TWO DIFFERENT STRUCTURES MEET ON THE GOTEBORG DONATION LAND 1866-CA. 1920: GIS AND HISTORICAL MORPHOLOGICAL ANALYSIS EXPLORE THE TRANSFORMATIONS

G. Enherning

Chalmers University of Technology, Architecture, Gteborg, Sweden

unicorn@chalmers.se

 

Two different structures meet on the Göteborg donation land 1866c. 1920: GIS and historical morphological analysis explore the transformations

This paper aims to clearify the main causes for the transformations of the town pattern and the variations of inertness for the elements of the urban network by using GIS combined with historical morphological analysis.

The Swedish city of Göteborg was founded 1621. Outside the inner town was an area belonging to the town and examined with historical map-overlays through almost 300 years, the so-called donation land.

Immediately after the town foundation so-called landerier* on the donation land began to be leased out. In the beginning they consisted only of agricultural areas but gradually buildings were built and the plots increasingly cultivated. Later they became lavish with manor houses, parks and all kinds of buildings. The donation land, covered with the landerier, had in the 1860s developed a stable pattern.

The industrial revolution in the 1800s affected the development of the town and led to liquidation of the landeri institution. The pressing demand for expansion on the donation land outside the fully built inner town produced the first town plan in 1866 for part of this area. Further plans soon followed. Around 1920 the donation land was almost totally planned and all the landerier had gradually gone back into the towns possession.

Two completely different structures met on the donation land the landerier and the new town plans. When the plans were put into practice they influenced and claimed the landeri areas with their established structure. But the landerier also affected the expansion.

A number of examples, some also from other towns, and even outside Sweden, show the meeting between these structures. The interaction between these reciprocal developments is examined not only by using morphological theories, but also by using GIS, which gives good opportunity to utilize the complex body of information and illustrate the geographical and building related processes.

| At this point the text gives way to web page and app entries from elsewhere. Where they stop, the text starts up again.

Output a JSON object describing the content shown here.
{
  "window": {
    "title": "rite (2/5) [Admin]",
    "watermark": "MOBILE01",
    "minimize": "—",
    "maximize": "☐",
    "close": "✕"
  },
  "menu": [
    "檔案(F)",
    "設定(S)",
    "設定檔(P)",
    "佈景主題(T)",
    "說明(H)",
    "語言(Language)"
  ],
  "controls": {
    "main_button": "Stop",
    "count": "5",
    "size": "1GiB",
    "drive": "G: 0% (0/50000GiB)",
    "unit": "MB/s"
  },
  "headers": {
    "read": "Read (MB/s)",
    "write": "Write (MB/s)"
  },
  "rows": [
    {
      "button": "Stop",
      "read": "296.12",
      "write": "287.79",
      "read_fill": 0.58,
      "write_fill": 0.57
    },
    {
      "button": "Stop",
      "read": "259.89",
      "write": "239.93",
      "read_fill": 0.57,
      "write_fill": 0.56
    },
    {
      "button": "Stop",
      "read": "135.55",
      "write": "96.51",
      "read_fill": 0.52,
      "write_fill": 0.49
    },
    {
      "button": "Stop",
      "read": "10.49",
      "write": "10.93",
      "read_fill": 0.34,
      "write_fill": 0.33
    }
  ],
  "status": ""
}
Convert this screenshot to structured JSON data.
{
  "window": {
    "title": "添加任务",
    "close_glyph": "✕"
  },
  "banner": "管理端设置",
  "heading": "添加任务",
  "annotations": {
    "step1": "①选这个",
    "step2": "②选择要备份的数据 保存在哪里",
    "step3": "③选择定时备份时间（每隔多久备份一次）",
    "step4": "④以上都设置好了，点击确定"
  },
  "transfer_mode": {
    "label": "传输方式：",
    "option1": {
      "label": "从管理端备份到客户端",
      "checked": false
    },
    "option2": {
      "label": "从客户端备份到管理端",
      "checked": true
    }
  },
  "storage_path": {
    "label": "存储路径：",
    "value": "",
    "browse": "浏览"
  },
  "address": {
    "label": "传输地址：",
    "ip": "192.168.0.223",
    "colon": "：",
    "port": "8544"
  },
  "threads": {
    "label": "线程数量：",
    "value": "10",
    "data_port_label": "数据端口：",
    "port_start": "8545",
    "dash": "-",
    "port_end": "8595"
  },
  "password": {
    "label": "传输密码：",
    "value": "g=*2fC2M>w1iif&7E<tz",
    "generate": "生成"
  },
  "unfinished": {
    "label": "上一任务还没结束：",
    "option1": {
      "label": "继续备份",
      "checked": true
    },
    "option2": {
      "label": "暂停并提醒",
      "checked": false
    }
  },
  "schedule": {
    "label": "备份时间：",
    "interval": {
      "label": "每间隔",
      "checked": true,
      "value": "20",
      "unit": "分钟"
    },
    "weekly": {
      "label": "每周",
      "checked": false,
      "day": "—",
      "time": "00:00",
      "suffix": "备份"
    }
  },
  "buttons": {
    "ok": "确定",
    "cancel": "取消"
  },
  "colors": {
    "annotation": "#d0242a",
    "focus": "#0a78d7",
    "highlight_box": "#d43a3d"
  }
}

A universal morphological system, in which the city is regarded as a network, has been used. This system, consisting of elements, arranged in a chosen structure according to the available means and possibilities, has been applied to the empirical examples.

Historical map-overlays is of great help to understand the city of today and becomes in combination with morphological theories an excellent tool to deepen the analysis of transformations of urban patterns over time and thereby contribute to cartography development.

The originality is the use of GIS for illustrating the historic changes, and the innovation is combining it with morphological theories.

* Landeri, plural landerier: a leasehold agricultural property on the donation land of the town, often with a manor house built on the plot.